> [What the exercise asks]: Copy all lines below that use the word "JSON".

(App and web page records)
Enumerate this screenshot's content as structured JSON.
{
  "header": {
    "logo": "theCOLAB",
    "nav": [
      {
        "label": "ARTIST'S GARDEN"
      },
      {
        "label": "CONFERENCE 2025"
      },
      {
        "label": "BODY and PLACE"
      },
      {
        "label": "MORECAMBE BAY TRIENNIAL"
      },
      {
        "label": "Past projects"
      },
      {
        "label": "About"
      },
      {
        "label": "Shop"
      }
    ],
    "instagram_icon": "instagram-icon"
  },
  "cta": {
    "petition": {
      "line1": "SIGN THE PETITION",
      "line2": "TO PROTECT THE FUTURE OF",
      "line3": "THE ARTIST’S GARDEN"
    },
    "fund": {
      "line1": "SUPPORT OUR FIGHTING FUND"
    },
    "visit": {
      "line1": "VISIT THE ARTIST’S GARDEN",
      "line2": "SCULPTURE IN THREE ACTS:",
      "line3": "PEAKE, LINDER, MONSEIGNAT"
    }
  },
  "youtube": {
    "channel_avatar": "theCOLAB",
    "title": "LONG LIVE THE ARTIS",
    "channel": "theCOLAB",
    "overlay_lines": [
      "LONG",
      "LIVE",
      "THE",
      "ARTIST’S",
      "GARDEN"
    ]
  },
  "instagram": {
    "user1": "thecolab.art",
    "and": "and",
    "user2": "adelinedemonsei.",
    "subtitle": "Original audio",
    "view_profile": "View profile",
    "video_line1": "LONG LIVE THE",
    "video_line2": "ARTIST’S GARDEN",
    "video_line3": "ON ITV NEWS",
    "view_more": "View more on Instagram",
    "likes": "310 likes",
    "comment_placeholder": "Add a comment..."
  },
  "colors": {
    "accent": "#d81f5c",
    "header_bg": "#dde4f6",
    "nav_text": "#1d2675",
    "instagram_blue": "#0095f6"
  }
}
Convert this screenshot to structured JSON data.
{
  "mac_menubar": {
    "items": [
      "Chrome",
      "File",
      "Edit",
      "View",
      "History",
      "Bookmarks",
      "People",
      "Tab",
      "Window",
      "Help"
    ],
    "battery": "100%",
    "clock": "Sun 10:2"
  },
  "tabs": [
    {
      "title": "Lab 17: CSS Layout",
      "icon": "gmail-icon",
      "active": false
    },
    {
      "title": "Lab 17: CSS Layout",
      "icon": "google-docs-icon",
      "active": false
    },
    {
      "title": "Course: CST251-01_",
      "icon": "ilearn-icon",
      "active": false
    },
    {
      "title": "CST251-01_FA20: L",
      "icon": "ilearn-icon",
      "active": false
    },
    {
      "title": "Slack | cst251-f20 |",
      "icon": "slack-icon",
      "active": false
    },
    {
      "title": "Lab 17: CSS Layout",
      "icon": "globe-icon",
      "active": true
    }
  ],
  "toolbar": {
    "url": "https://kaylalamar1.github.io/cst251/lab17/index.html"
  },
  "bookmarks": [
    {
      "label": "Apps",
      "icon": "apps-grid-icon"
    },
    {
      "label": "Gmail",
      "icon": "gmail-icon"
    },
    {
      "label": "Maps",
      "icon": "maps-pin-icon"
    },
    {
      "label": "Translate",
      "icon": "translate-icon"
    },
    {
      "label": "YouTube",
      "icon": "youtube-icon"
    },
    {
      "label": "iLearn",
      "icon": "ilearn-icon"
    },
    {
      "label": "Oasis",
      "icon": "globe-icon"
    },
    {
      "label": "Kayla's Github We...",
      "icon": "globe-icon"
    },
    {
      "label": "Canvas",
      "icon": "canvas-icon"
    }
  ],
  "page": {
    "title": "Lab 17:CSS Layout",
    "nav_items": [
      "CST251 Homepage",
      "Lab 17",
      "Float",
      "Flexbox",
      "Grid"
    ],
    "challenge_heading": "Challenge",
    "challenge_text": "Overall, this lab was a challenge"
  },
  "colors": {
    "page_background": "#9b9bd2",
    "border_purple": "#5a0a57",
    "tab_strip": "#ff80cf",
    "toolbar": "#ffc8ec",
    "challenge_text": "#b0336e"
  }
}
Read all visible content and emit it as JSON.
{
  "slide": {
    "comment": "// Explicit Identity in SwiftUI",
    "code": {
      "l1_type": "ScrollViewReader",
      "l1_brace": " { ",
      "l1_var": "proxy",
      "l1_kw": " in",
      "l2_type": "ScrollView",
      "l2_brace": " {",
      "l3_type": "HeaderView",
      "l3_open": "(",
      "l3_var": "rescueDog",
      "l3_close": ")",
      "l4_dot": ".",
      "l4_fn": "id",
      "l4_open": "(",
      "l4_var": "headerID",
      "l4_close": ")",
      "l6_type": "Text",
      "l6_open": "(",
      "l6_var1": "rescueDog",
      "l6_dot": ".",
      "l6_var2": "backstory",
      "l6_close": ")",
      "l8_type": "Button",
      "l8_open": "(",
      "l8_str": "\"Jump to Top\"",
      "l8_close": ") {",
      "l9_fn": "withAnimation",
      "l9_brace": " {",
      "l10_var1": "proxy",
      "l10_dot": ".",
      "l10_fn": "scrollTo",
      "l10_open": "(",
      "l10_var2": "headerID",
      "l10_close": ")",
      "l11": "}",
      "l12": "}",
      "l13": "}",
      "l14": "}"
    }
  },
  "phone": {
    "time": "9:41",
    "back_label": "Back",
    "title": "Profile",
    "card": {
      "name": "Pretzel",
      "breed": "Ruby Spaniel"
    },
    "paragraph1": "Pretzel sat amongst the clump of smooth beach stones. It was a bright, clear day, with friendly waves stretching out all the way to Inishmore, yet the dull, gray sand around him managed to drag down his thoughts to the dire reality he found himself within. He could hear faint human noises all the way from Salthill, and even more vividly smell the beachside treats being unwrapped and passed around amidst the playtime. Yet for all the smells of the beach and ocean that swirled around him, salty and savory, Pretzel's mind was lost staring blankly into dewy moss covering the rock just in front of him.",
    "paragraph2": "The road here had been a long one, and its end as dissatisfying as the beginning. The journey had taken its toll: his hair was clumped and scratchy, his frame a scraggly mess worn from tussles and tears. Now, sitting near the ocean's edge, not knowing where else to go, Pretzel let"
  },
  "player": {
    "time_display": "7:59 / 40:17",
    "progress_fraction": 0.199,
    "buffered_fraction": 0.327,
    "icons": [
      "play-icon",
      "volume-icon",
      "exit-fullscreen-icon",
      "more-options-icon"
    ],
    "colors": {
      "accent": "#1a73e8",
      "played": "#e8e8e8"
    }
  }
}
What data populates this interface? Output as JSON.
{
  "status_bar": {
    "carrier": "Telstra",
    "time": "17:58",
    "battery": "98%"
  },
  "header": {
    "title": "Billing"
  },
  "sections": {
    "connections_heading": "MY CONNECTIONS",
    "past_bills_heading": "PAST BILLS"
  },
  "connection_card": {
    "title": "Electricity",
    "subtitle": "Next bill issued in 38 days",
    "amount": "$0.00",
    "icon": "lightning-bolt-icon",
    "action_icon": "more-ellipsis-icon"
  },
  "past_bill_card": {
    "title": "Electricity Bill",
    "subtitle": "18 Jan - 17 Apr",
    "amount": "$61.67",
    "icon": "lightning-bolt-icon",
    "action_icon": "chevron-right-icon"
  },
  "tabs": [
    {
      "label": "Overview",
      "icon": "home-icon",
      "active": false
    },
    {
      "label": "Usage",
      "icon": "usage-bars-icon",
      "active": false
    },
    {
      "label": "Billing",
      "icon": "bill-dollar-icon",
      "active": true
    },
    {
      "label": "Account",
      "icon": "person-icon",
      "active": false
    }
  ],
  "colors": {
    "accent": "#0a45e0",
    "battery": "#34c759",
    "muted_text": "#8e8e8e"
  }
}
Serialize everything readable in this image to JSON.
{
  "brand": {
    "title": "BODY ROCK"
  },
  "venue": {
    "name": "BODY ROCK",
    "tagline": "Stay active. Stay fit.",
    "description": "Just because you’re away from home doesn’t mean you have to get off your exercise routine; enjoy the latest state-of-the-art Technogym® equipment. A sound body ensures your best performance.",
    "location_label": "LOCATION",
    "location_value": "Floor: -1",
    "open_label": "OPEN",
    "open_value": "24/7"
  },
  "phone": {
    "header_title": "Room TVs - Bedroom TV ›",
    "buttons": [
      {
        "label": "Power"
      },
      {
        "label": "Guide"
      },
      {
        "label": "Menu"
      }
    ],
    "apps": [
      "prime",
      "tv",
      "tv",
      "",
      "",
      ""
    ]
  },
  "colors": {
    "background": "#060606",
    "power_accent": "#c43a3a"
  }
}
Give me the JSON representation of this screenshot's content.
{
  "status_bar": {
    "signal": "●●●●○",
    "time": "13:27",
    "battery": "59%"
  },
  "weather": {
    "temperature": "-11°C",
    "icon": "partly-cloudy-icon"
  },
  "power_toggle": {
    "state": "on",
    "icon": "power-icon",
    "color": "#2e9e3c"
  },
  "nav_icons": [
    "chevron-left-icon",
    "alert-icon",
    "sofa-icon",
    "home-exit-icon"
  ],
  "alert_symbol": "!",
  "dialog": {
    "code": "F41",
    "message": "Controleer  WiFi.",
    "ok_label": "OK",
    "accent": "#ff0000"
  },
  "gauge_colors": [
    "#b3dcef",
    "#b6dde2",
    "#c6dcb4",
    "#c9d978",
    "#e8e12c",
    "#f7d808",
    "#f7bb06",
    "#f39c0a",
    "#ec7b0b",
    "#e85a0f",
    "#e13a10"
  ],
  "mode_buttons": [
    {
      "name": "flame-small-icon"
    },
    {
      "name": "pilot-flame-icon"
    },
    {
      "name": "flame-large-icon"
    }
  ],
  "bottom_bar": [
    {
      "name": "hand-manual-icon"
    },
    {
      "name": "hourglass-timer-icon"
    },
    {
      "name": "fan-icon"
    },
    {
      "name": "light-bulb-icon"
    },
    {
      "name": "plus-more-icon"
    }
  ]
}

> [Written answer]:
Enumerate this screenshot's content as structured JSON.
Convert this screenshot to structured JSON data.
Read all visible content and emit it as JSON.
What data populates this interface? Output as JSON.
Serialize everything readable in this image to JSON.
Give me the JSON representation of this screenshot's content.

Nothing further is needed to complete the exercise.